The MODIS sensors are operated by NASA for Earth Observation. There are two instruments, one carried on each of the Terra and Aqua satellites, launched in 1999 and 2002 respectively. These satellites have similar over-the-pole orbits to the NOAA satellites, but the MODIS sensor makes a somewhat narrower 2300 km image. Both satellite missions have far exceeded their original design lives of 5 years. The two sensors are denoted "modisT" and "modisA" on this site. Various aspects of the MODIS sensor processing chain can delay receipt of these data by between 8-12 hours after the satellite overpass. Work is being undertaken to reduce this latency.

There are several additional satellite sensors, either planned or already launched, that could be used to complement the data currently available via this site. We plan to add imagery from these sensors as they become available and as resources permit.

Caveats

Typical accuracies achieved by the processing system for near real-time operation are temperatures better than 1 Celsius and position accuracy within 1-1.5 km. Normally only the past 48-60 hours of imagery are shown.
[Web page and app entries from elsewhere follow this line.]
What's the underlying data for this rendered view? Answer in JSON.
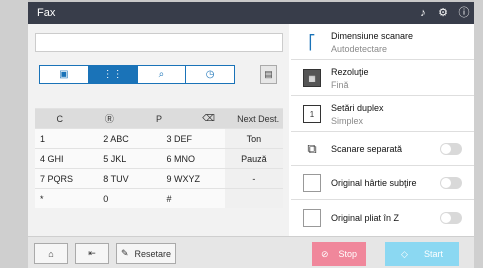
{
  "titlebar": {
    "title": "Fax",
    "icons": [
      "bell-icon",
      "settings-icon",
      "info-icon"
    ]
  },
  "tabs": [
    {
      "icon": "book-icon"
    },
    {
      "icon": "keypad-icon"
    },
    {
      "icon": "search-icon"
    },
    {
      "icon": "history-icon"
    }
  ],
  "keypad": {
    "top": [
      "C",
      "Ⓡ",
      "P",
      "⌫",
      "Next Dest."
    ],
    "rows": [
      [
        "1",
        "2 ABC",
        "3 DEF",
        "Ton"
      ],
      [
        "4 GHI",
        "5 JKL",
        "6 MNO",
        "Pauză"
      ],
      [
        "7 PQRS",
        "8 TUV",
        "9 WXYZ",
        "-"
      ],
      [
        "*",
        "0",
        "#",
        ""
      ]
    ]
  },
  "settings": [
    {
      "label": "Dimensiune scanare",
      "value": "Autodetectare",
      "icon": "scan-size-icon"
    },
    {
      "label": "Rezoluţie",
      "value": "Fină",
      "icon": "resolution-icon"
    },
    {
      "label": "Setări duplex",
      "value": "Simplex",
      "icon": "duplex-icon"
    },
    {
      "label": "Scanare separată",
      "icon": "separate-scan-icon"
    },
    {
      "label": "Original hârtie subţire",
      "icon": "thin-paper-icon"
    },
    {
      "label": "Original pliat în Z",
      "icon": "z-fold-icon"
    }
  ],
  "bottom": {
    "reset": "Resetare",
    "stop": "Stop",
    "start": "Start"
  }
}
A large archive of historical imagery (complemented by other ocean observations) is available via the IMOS OceanCurrent web site.

These data are being collected for research purposes but are made freely available subject to the terms of the Creative Commons Licence used by IMOS. Whilst every effort is made to keep the data as accurate as possible, users should take into account the specific conditions outlined in CSIRO's legal notice and disclaimer. Furthermore, although the service aspires (through automation) to 24x7 operation, it is important to note that it is primarily supported only during normal business hours, and then only as resources permit.

Acknowledgements and Feedback

These web pages data are provided by CSIRO using data sourced from satellite reception stations around Australia and processed by the Bureau of Meteorology and CSIRO with the support of the Integrated Marine Observing System (IMOS) - IMOS is a national collaborative research infrastructure, supported by Australian Government.

Some of the data were processed using the NCI National Facility in Canberra, Australia, which is supported by the Australian Commonwealth Government.

The satellite platforms and sensors are operated by NASA and NOAA in the US. Reception stations contributing data include:

  • Hobart (CSIRO Oceans & Atmosphere Flagship)
  • Melbourne (Bureau of Meteorology)
  • Darwin (Bureau of Meteorology)
  • Alice Springs (Geoscience Australia)
  • Perth (WASTAC Consortium)
  • Townsville (Australian Institute of Marine Science)

For more information or to provide feedback, contact marine-remote-sensing AT csiro.au